As everyone that was lucky enough to be in Minnesota last weekend knows–it was a TORRENTIAL DOWNPOUR Sunday morning!
We were to report to the Bloomington armory by 0730 again on Sunday and formation was again at 0800. We initially formed up into our Red Phase platoon before the 1SG dispersed us into our home platoons (First through Fourth). We were under the direction of familiar faces from the recruiting office on Sunday which was nice–always a positive to be taking direction from people you already know. The original plan was to start a nine mile ruck march at 0930, however while waiting in our platoons for that time to roll around, the rain started. And didn’t stop.
We passed the time by getting our uniforms (only the Red Phasers in Fourth PLT got our ACUs and PT-wear because I asked my recruiter ever-so-nicely and luckily…he let us!), and practicing some camouflaging techniques by painting some poor other chap’s face (my drill BFF/battle buddy Hannah and I, as well as most other girls in Fourth PLT, got out of actually having to paint our faces). At about 1030 we had our MRE lunch while still waiting to hear if we were still planning on doing the ruck march or if we would somehow get to go home…
No such luck. After moooooore waiting, Fourth PLT piled into three minivans (somehow….I still cannot figure out how 38 people fit into three vehicles but that’s neither here nor there), and drove to a nearby public trail for our march. The term ruck march is a little misleading considering (1) most of us didn’t even have rucks, and (2) somehow we got fooled into doing sprints/light jog along the way. We began with about a half a mile walk before performing some drill in which we crawled up a hillside in groups of seven while sustaining “gunfire” in the form of one recruit at the top of the hill yelling “bang bang” at the rest of us. Plot twist though: once finishing the drill and walking back down the hill, my new friend Jake and I happened across a ‘sniper’ laying in the brush RIGHT in front of us that we had NO CLUE was there. Clearly we have a lot to learn!

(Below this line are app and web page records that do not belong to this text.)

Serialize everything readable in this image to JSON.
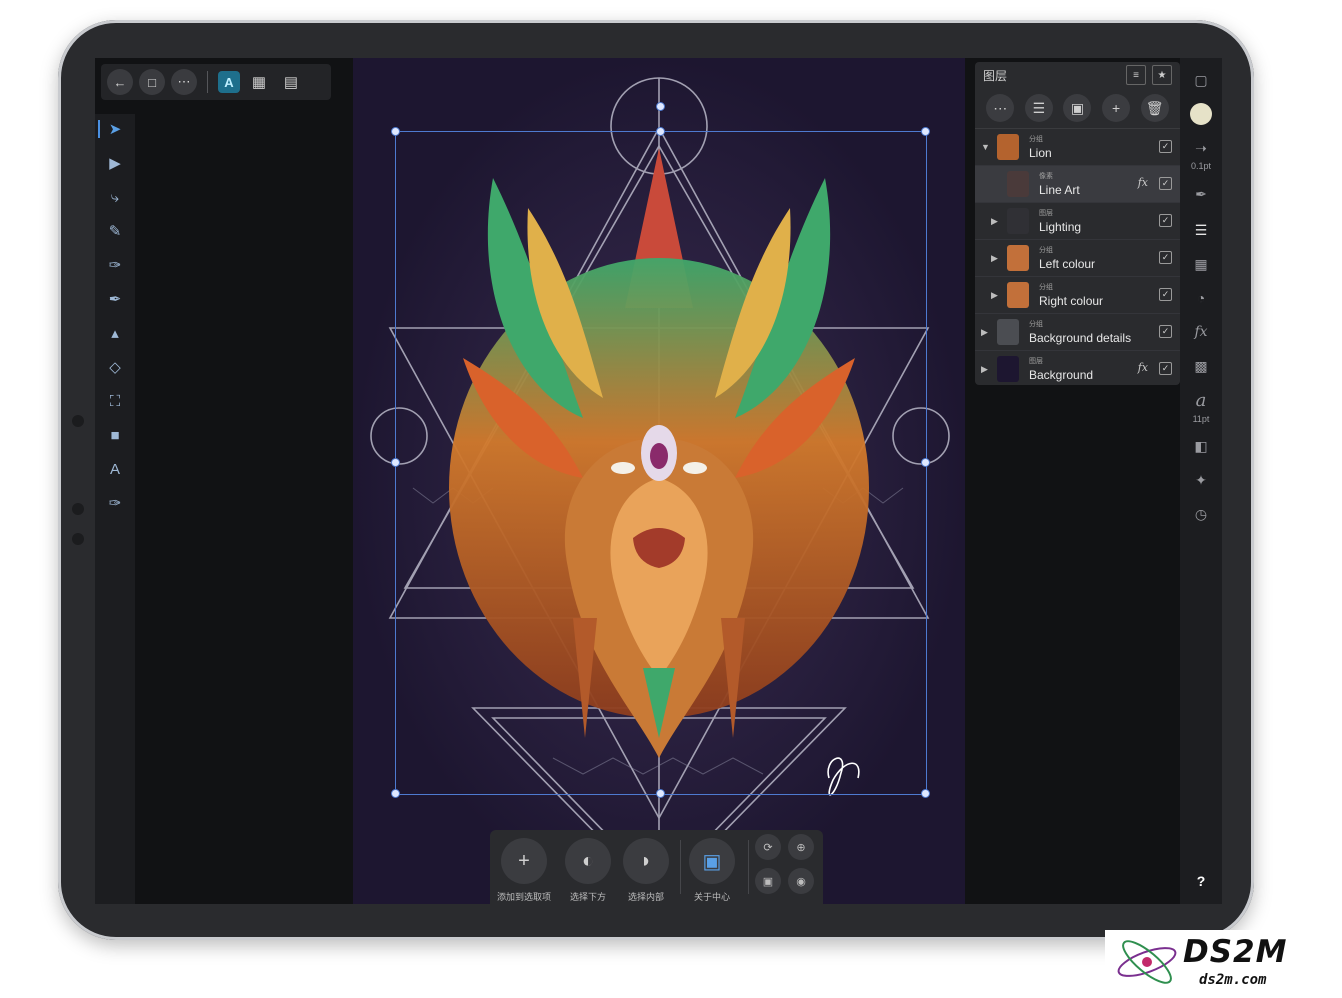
{
  "topbar": {
    "back_icon": "arrow-left-icon",
    "document_icon": "document-icon",
    "more_icon": "ellipsis-icon",
    "persona_icon": "designer-persona-icon",
    "grid_icon": "pixel-grid-icon",
    "export_icon": "export-persona-icon"
  },
  "tools": [
    {
      "name": "move-tool-icon"
    },
    {
      "name": "node-tool-icon"
    },
    {
      "name": "corner-tool-icon"
    },
    {
      "name": "pencil-tool-icon"
    },
    {
      "name": "vector-brush-tool-icon"
    },
    {
      "name": "pen-tool-icon"
    },
    {
      "name": "fill-tool-icon"
    },
    {
      "name": "transparency-tool-icon"
    },
    {
      "name": "crop-tool-icon"
    },
    {
      "name": "rectangle-tool-icon"
    },
    {
      "name": "text-tool-icon"
    },
    {
      "name": "color-picker-tool-icon"
    }
  ],
  "layers_panel": {
    "title": "图层",
    "rows": [
      {
        "type": "分组",
        "name": "Lion",
        "fx": "",
        "thumb": "#b4632e"
      },
      {
        "type": "像素",
        "name": "Line Art",
        "fx": "fx",
        "thumb": "#4a3a3a"
      },
      {
        "type": "图层",
        "name": "Lighting",
        "fx": "",
        "thumb": "#303035"
      },
      {
        "type": "分组",
        "name": "Left colour",
        "fx": "",
        "thumb": "#c2703a"
      },
      {
        "type": "分组",
        "name": "Right colour",
        "fx": "",
        "thumb": "#c2703a"
      },
      {
        "type": "分组",
        "name": "Background details",
        "fx": "",
        "thumb": "#4b4d52"
      },
      {
        "type": "图层",
        "name": "Background",
        "fx": "fx",
        "thumb": "#1d1630"
      }
    ]
  },
  "right_sidebar": {
    "stroke_width": "0.1pt",
    "font_size": "11pt",
    "font_glyph": "a",
    "help": "?"
  },
  "context_bar": {
    "add_label": "添加到选取项",
    "below_label": "选择下方",
    "inside_label": "选择内部",
    "center_label": "关于中心"
  },
  "watermark": {
    "brand": "DS2M",
    "site": "ds2m.com"
  },
  "colors": {
    "canvas_bg": "#1d1630",
    "selection": "#4e7ad0",
    "accent": "#4a90e2"
  }
}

The only other ‘drill’ we did during the march was stopping at a crossroads in the trail and learning to pull security by lining up next to one another and yelling at the group when there was a runner or walker coming down the trail. Somehow I don’t think I particularly did that part right but, not gonna lie, it was at least partly entertaining watching civilians very awkwardly continue their run through a bunch of 20 year olds in ACUs with their arms up pretending to hold a rifle.
The rest of the march/run was uneventful but so much fun. In the moment, every time our cadre would start up a sprint again, I would dread it because I’m sweating my @$$ off in heavy ACUs and I can’t feel my left toes and how much longer is this going to go on?!?! Some females fell out of the sprints early on. Hannah and I persevered. I was smelly and sweaty and miserable. Once we got back to the armory I was ecstatic. It was the first semi-Army thing I had done all weekend and it was so much fun!
Overall my first RSP drill was a mixed bag. After Saturday my dad asked if I was ready to do that again every month for the next six years and I…was not. Saturday was long, boring, more boring, and more long. Sunday, while still dull at time because of the wait, was so much fun. I understand not all drilling weekends we’ll get to go out on nine mile ruck marches, but it was the perfect balance between challenging myself and knowing I could accomplish what we were set out to do.
And God bless Jake–I lost my waterbottle while trying to climb up that gd hill on our stomachs and was dying in the humidity and mosquitoes and runs. The saint found it on our way back and for that I am forever grateful.